Since I had my pruners in my pocket and the garden cart wasn’t yet full there was no reason that I couldn’t get Pinky Winky cleaned up. I clipped off all the old, dried flower stalks. Next I cut back some of the taller canes that were showing large stretches of bare wood. These were clipped down into the plant so that the cuts don’t show.

Pruning always stimulates growth and I removed about an eighth of each shrub’s total mass, so I fully expect to see some new branches formed in response to my clipping. I’ve seen other Hydrangea paniculata that have either been clipped or deer-munched in late-June and these went on to produce new growth with late-forming flowers. Since these shrubs bloom on new growth it’s possible to use a June pruning to stimulate new white flowers later in the fall.

Is there a proper time to prune shrubs? Absolutely. But sometimes we need to go with the wisdom of an old farmer’s saying: Prune when the shears are sharp.

The three Pinky Winky Hydrangeas no longer detract from the daisies because I finally got them deadheaded and some of the tallest, bare stems removed. Much improved!

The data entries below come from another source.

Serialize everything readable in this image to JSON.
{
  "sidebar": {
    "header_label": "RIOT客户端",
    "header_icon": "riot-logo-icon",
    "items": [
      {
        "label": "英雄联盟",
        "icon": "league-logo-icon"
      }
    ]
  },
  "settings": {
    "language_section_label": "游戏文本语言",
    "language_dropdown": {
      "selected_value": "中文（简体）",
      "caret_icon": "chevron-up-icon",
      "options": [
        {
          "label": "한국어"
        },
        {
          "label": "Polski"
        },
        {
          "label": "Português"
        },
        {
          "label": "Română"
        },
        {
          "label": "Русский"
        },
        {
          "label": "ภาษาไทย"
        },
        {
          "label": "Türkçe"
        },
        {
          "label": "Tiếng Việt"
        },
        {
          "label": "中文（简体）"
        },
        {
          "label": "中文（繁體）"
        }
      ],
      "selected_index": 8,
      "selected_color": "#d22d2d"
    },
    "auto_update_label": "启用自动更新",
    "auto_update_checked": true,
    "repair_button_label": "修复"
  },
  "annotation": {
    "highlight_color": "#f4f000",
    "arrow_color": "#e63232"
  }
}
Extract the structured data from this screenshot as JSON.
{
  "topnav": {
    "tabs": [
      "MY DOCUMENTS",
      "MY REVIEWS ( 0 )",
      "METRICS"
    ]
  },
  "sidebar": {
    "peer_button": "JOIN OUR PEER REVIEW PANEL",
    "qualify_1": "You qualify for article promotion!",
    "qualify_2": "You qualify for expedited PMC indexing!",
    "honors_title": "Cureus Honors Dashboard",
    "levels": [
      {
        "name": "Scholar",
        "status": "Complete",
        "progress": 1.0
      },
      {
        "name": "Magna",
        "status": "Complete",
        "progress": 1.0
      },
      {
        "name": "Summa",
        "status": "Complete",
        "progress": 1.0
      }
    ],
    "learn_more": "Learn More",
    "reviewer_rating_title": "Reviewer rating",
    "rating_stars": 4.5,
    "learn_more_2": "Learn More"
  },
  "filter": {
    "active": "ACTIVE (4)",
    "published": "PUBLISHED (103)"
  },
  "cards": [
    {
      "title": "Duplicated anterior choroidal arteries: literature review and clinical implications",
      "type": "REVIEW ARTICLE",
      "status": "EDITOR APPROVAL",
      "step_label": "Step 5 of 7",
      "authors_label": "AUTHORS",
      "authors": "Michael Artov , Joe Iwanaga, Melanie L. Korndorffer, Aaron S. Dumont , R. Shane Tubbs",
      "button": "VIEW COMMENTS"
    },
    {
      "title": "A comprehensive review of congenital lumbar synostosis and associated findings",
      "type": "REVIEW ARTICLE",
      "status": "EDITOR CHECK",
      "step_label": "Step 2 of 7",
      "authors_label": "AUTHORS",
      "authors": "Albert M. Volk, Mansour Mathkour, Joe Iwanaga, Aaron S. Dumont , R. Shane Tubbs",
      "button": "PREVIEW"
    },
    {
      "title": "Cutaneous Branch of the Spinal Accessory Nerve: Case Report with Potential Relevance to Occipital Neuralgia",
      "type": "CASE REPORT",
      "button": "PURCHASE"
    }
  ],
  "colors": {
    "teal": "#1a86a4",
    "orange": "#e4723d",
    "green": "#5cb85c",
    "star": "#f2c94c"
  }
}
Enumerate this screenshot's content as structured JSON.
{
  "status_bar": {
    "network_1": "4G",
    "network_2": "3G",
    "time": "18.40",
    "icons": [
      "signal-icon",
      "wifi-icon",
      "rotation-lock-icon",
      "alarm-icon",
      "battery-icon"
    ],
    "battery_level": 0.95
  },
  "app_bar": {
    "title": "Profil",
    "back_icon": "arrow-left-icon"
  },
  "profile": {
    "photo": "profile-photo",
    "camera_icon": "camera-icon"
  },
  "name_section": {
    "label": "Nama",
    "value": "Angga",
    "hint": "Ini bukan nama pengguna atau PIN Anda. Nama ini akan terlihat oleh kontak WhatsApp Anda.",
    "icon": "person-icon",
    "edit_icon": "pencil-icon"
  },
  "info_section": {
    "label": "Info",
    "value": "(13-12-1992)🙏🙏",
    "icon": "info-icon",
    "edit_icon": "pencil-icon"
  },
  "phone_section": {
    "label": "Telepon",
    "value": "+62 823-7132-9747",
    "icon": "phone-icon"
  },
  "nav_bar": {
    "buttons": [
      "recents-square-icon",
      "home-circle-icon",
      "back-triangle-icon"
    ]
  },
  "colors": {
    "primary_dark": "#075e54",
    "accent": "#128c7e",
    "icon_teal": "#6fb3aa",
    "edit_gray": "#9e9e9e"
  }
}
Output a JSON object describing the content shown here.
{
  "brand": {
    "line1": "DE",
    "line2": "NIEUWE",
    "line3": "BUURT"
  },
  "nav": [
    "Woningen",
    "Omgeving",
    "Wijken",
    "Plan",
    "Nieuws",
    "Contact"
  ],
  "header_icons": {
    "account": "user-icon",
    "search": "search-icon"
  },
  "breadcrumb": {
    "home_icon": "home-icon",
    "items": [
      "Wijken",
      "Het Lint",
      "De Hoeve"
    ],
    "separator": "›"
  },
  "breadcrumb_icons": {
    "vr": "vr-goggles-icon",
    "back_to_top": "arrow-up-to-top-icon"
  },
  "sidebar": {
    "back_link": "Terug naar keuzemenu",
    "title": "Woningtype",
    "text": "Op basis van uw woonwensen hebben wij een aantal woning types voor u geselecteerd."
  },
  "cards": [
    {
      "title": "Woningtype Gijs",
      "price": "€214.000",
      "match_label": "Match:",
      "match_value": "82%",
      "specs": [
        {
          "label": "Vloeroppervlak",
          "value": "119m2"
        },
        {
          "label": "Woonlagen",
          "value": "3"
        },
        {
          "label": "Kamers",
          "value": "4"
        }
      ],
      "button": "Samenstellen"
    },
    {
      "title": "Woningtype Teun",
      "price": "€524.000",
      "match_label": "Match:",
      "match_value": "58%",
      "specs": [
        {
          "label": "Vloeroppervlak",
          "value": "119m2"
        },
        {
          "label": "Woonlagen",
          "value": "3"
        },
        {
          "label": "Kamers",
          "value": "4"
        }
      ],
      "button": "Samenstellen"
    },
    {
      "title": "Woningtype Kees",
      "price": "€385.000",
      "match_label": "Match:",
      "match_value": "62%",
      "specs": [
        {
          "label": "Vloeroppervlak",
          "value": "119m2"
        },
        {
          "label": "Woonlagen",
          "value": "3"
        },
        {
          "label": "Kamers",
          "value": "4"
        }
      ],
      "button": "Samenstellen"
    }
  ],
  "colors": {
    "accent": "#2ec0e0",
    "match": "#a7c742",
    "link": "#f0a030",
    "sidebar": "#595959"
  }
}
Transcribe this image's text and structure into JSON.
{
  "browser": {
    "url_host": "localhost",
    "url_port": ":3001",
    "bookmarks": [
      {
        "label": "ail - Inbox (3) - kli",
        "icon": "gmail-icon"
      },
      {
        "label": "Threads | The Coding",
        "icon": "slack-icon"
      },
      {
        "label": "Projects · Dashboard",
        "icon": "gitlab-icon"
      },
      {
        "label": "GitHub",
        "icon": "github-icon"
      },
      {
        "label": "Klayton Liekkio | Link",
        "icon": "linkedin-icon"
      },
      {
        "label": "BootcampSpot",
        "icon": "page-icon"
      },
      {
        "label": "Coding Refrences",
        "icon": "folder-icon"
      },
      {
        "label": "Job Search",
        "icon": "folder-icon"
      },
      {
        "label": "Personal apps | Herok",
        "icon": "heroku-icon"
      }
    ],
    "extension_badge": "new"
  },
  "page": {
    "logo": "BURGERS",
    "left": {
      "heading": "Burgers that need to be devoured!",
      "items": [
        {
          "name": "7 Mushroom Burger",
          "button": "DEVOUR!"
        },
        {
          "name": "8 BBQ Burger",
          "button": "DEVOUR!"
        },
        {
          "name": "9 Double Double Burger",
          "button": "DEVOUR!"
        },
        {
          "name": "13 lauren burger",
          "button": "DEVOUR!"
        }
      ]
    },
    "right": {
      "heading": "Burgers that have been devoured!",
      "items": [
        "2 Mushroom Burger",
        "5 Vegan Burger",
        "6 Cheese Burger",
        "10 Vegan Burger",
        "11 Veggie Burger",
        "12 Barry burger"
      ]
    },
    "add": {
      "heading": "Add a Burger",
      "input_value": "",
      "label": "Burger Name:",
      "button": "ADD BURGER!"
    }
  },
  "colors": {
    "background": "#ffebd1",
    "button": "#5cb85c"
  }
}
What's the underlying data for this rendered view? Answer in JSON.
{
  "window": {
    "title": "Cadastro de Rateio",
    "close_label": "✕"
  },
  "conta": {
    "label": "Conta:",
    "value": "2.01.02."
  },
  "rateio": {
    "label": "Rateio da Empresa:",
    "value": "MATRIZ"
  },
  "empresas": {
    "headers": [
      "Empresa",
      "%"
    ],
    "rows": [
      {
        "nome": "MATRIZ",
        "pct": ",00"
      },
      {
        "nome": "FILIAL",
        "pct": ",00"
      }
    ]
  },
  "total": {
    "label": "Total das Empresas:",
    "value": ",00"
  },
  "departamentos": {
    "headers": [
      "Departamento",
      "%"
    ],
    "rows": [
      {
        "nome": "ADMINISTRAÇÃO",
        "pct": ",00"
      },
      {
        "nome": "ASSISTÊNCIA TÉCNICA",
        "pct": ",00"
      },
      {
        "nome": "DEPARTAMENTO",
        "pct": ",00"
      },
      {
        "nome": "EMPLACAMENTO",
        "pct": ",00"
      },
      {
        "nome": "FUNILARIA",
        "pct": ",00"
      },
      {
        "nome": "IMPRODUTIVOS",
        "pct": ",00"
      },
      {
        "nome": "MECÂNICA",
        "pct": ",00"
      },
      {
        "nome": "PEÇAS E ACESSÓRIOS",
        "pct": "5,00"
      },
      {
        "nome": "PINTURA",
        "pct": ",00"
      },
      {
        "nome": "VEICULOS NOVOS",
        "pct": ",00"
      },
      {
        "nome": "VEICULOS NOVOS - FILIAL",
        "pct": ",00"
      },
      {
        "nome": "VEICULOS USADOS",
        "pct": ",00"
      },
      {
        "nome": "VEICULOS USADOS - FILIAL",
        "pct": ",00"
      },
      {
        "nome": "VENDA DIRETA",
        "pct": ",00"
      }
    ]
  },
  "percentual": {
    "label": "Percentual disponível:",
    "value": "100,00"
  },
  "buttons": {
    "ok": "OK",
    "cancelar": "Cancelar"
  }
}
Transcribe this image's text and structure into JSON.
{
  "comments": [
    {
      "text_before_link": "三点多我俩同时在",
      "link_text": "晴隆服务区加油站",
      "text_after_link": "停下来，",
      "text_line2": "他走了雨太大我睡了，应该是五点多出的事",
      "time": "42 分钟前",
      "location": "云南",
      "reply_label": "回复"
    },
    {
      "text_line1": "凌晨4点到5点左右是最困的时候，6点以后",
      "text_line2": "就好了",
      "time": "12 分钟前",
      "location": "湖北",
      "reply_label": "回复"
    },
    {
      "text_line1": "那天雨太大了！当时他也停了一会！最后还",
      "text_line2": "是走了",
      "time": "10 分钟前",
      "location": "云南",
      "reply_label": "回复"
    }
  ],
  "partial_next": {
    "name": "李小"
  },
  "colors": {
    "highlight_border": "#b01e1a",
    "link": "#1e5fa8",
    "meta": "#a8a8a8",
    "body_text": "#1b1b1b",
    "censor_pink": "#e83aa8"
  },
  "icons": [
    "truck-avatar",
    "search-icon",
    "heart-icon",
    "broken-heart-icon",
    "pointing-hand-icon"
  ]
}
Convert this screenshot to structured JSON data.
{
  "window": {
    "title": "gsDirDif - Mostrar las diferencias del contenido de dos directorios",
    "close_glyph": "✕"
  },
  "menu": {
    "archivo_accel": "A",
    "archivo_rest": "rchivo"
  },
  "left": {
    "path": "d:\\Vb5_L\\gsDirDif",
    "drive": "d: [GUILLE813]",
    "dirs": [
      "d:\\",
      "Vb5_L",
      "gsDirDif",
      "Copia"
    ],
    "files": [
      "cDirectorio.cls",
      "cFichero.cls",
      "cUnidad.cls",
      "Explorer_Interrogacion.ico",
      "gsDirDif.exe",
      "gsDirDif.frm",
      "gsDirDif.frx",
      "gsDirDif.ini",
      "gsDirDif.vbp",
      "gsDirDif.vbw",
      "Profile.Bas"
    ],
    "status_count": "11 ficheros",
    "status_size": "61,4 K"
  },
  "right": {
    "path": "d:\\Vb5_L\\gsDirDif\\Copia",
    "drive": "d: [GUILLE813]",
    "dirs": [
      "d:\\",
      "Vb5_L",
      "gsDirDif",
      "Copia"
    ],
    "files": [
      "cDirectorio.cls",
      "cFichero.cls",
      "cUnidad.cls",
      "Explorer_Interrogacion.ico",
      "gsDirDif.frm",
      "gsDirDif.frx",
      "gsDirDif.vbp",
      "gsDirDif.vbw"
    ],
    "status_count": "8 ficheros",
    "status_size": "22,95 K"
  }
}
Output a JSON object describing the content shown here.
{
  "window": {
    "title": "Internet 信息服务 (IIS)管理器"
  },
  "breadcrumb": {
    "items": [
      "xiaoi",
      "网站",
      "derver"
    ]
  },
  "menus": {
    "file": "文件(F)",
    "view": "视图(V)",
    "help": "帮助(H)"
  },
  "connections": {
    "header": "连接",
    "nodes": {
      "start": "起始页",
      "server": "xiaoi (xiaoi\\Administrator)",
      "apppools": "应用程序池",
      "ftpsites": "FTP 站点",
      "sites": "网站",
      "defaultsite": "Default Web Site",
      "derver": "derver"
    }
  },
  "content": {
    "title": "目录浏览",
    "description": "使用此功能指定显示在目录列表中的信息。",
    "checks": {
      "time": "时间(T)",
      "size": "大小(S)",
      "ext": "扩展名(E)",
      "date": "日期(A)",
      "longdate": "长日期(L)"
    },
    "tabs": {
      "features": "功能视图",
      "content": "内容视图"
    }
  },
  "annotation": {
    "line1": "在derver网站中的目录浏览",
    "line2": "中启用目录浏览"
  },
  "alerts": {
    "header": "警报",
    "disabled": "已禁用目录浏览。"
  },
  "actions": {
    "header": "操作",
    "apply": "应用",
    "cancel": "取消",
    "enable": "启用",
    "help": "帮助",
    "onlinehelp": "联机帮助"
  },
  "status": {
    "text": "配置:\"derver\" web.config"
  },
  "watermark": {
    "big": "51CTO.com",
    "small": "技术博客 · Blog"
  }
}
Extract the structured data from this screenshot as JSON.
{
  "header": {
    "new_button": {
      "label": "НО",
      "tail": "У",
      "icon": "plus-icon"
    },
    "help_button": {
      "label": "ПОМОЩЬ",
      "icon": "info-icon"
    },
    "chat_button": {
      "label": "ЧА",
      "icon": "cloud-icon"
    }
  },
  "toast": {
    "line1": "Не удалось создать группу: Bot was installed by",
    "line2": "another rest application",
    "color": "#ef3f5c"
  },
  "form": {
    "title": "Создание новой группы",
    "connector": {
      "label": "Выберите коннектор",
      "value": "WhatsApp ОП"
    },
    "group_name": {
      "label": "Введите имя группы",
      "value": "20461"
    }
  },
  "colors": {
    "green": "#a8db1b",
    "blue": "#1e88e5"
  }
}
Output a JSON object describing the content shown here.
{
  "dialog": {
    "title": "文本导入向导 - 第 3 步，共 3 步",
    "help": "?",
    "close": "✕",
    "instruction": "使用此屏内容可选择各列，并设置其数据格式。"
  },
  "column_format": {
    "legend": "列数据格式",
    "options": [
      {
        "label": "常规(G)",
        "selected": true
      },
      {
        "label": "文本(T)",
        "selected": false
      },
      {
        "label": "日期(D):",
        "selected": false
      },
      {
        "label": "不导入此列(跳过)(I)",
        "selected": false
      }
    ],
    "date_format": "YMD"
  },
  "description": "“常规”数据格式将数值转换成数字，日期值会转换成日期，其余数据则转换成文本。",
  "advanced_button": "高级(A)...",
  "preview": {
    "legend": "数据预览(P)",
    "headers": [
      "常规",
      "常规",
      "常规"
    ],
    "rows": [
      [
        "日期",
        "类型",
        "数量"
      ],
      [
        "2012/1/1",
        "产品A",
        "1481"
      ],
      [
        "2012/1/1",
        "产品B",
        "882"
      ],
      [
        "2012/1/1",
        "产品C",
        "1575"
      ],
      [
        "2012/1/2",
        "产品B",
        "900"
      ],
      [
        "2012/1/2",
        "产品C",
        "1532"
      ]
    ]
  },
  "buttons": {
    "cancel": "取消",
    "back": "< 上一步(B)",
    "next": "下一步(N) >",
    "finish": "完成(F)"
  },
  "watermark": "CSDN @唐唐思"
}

My cart was topped off by the Pinky Winky clippings today and this shrub and my perennial gardens look a lot better. Perennials such as blue Salvia, Penstemons, Nepeta, and Tradescantia (aka spiderwort) can get cut to the ground when they no longer look good in the garden. These perennials will put out new growth and look fresh again very soon.

3 comments to The Best Time To Prune

  • Joyce Jenks

    Great reminder to get out there and ‘adjust’ our perennials. Chop, chop!!! Therapy for both gardener and plants!

  • I love the photos in your blog, they are so full of inspiration and ideas.

  • Thanks, Joyce and Charlie. The Seattle Trekker site is nice too – I’ll have to delve into it more next time I’m headed out that way. I love the fact you’ve put “Gardening” right up there with Entertainment and Health. The three go hand in hand, wouldn’t you both agree?